EXERCISE REQUIREMENTS → Take the line containing "Parse this screenshot: output" and each line after it through the end of the data below, and return them exactly, minus any pictures.

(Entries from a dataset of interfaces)
★ ★ ★ ★
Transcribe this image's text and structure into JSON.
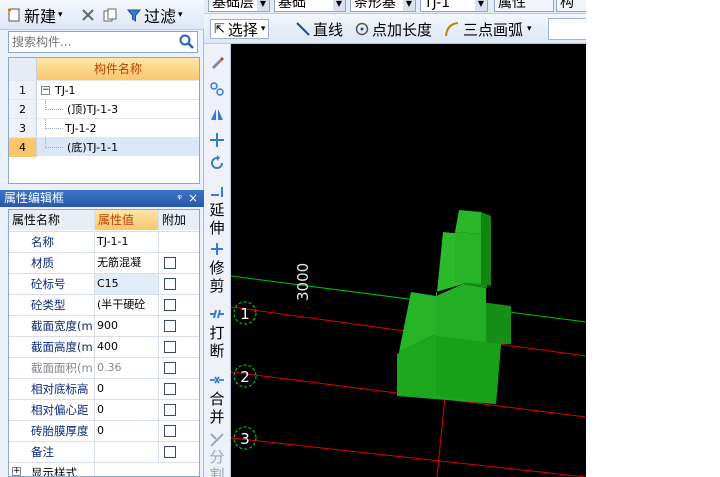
{
  "toolbar": {
    "new_label": "新建",
    "filter_label": "过滤"
  },
  "search": {
    "placeholder": "搜索构件..."
  },
  "tree": {
    "header": "构件名称",
    "rows": [
      {
        "num": "1",
        "label": "TJ-1"
      },
      {
        "num": "2",
        "label": "(顶)TJ-1-3"
      },
      {
        "num": "3",
        "label": "TJ-1-2"
      },
      {
        "num": "4",
        "label": "(底)TJ-1-1"
      }
    ]
  },
  "prop_panel": {
    "title": "属性编辑框",
    "pin": "ᵠ",
    "close": "×",
    "headers": {
      "name": "属性名称",
      "value": "属性值",
      "extra": "附加"
    },
    "rows": [
      {
        "name": "名称",
        "value": "TJ-1-1"
      },
      {
        "name": "材质",
        "value": "无筋混凝"
      },
      {
        "name": "砼标号",
        "value": "C15"
      },
      {
        "name": "砼类型",
        "value": "(半干硬砼"
      },
      {
        "name": "截面宽度(m",
        "value": "900"
      },
      {
        "name": "截面高度(m",
        "value": "400"
      },
      {
        "name": "截面面积(m",
        "value": "0.36"
      },
      {
        "name": "相对底标高",
        "value": "0"
      },
      {
        "name": "相对偏心距",
        "value": "0"
      },
      {
        "name": "砖胎膜厚度",
        "value": "0"
      },
      {
        "name": "备注",
        "value": ""
      },
      {
        "name": "显示样式",
        "value": ""
      }
    ]
  },
  "top_bar1": {
    "combo1": "基础层",
    "combo2": "基础",
    "combo3": "条形基",
    "combo4": "TJ-1",
    "props_button": "属性",
    "extra_button": "构"
  },
  "top_bar2": {
    "select": "选择",
    "line": "直线",
    "point_length": "点加长度",
    "arc": "三点画弧"
  },
  "vertical_tools": {
    "extend": [
      "延",
      "伸"
    ],
    "trim": [
      "修",
      "剪"
    ],
    "break": [
      "打",
      "断"
    ],
    "merge": [
      "合",
      "并"
    ],
    "split": [
      "分",
      "割"
    ]
  },
  "canvas": {
    "dimension_label": "3000",
    "axis_labels": [
      "1",
      "2",
      "3"
    ]
  },
  "colors": {
    "accent_orange": "#f9c76a",
    "title_blue": "#2958a8",
    "solid_green": "#1faa1f",
    "axis_red": "#e00000",
    "axis_green": "#00c000"
  }
}
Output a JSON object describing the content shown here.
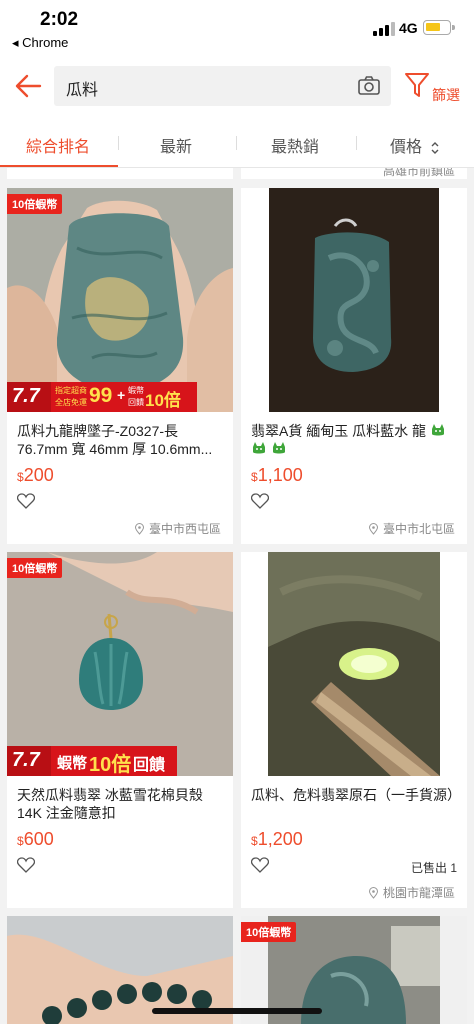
{
  "status_bar": {
    "time": "2:02",
    "back_app": "◂ Chrome",
    "network": "4G"
  },
  "search": {
    "query": "瓜料",
    "filter_label": "篩選"
  },
  "tabs": [
    {
      "label": "綜合排名"
    },
    {
      "label": "最新"
    },
    {
      "label": "最熱銷"
    },
    {
      "label": "價格"
    }
  ],
  "partial_top_location": "高雄市前鎮區",
  "products": [
    {
      "badge": "10倍蝦幣",
      "title": "瓜料九龍牌墜子-Z0327-長 76.7mm 寬 46mm 厚 10.6mm...",
      "currency": "$",
      "price": "200",
      "sold": "",
      "location": "臺中市西屯區",
      "promo": {
        "big": "7.7",
        "line1": "指定超商",
        "line2": "全店免運",
        "num": "99",
        "sub": "+",
        "right1": "蝦幣",
        "right2": "回饋",
        "right_big": "10倍"
      }
    },
    {
      "badge": "",
      "title": "翡翠A貨 緬甸玉 瓜料藍水 龍",
      "currency": "$",
      "price": "1,100",
      "sold": "",
      "location": "臺中市北屯區"
    },
    {
      "badge": "10倍蝦幣",
      "title": "天然瓜料翡翠 冰藍雪花棉貝殼 14K 注金隨意扣",
      "currency": "$",
      "price": "600",
      "sold": "",
      "location": "",
      "promo2": {
        "big": "7.7",
        "text1": "蝦幣",
        "text2": "10倍",
        "text3": "回饋"
      }
    },
    {
      "badge": "",
      "title": "瓜料、危料翡翠原石（一手貨源）",
      "currency": "$",
      "price": "1,200",
      "sold": "已售出 1",
      "location": "桃園市龍潭區"
    },
    {
      "badge": "",
      "title": "",
      "currency": "",
      "price": "",
      "sold": "",
      "location": ""
    },
    {
      "badge": "10倍蝦幣",
      "title": "",
      "currency": "",
      "price": "",
      "sold": "",
      "location": ""
    }
  ],
  "colors": {
    "accent": "#ee4d2d",
    "badge": "#e8241d",
    "jade": "#4f7a78"
  }
}
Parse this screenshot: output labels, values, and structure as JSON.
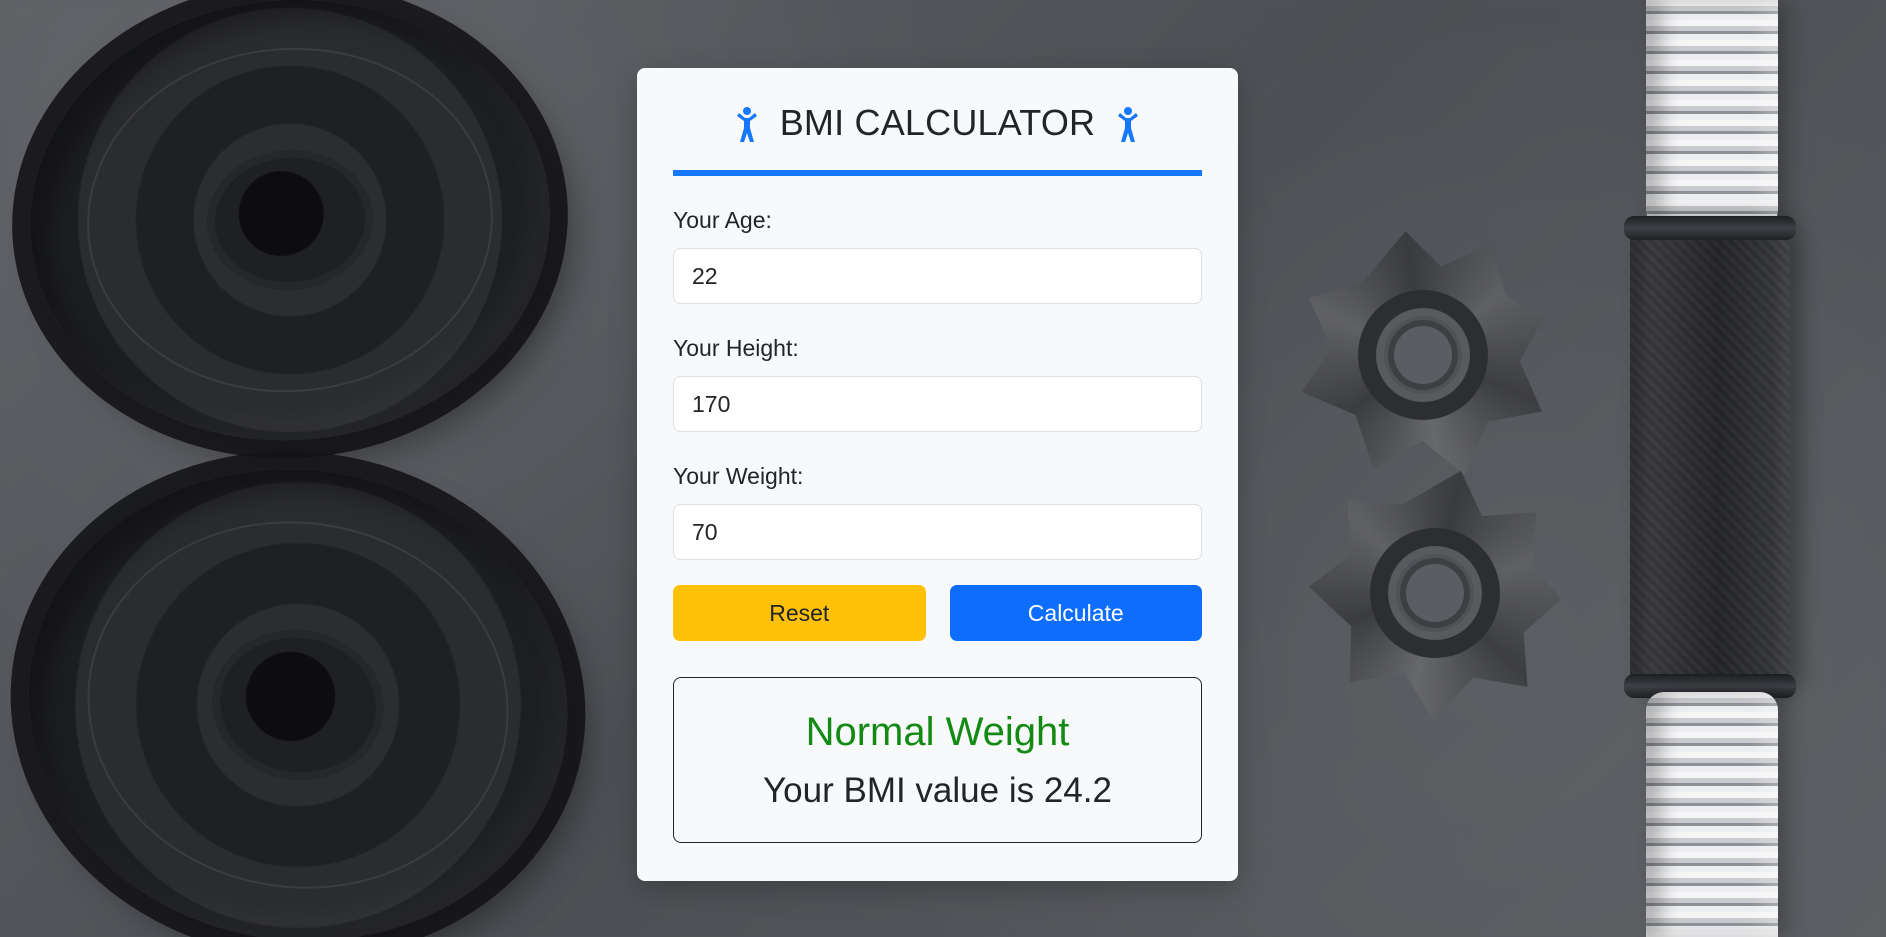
{
  "app": {
    "title": "BMI CALCULATOR",
    "title_icons": [
      "person-icon",
      "person-icon"
    ],
    "accent_color": "#1677ff"
  },
  "form": {
    "age": {
      "label": "Your Age:",
      "value": "22"
    },
    "height": {
      "label": "Your Height:",
      "value": "170"
    },
    "weight": {
      "label": "Your Weight:",
      "value": "70"
    }
  },
  "actions": {
    "reset_label": "Reset",
    "calculate_label": "Calculate",
    "reset_color": "#ffc107",
    "calculate_color": "#0d6efd"
  },
  "result": {
    "status": "Normal Weight",
    "message": "Your BMI value is 24.2",
    "status_color": "#138a13"
  }
}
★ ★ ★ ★
RESPONSE TO THIS TASK →
Parse this screenshot: output labels, values, and structure as JSON.
{
  "app": {
    "title": "BMI CALCULATOR",
    "title_icons": [
      "person-icon",
      "person-icon"
    ],
    "accent_color": "#1677ff"
  },
  "form": {
    "age": {
      "label": "Your Age:",
      "value": "22"
    },
    "height": {
      "label": "Your Height:",
      "value": "170"
    },
    "weight": {
      "label": "Your Weight:",
      "value": "70"
    }
  },
  "actions": {
    "reset_label": "Reset",
    "calculate_label": "Calculate",
    "reset_color": "#ffc107",
    "calculate_color": "#0d6efd"
  },
  "result": {
    "status": "Normal Weight",
    "message": "Your BMI value is 24.2",
    "status_color": "#138a13"
  }
}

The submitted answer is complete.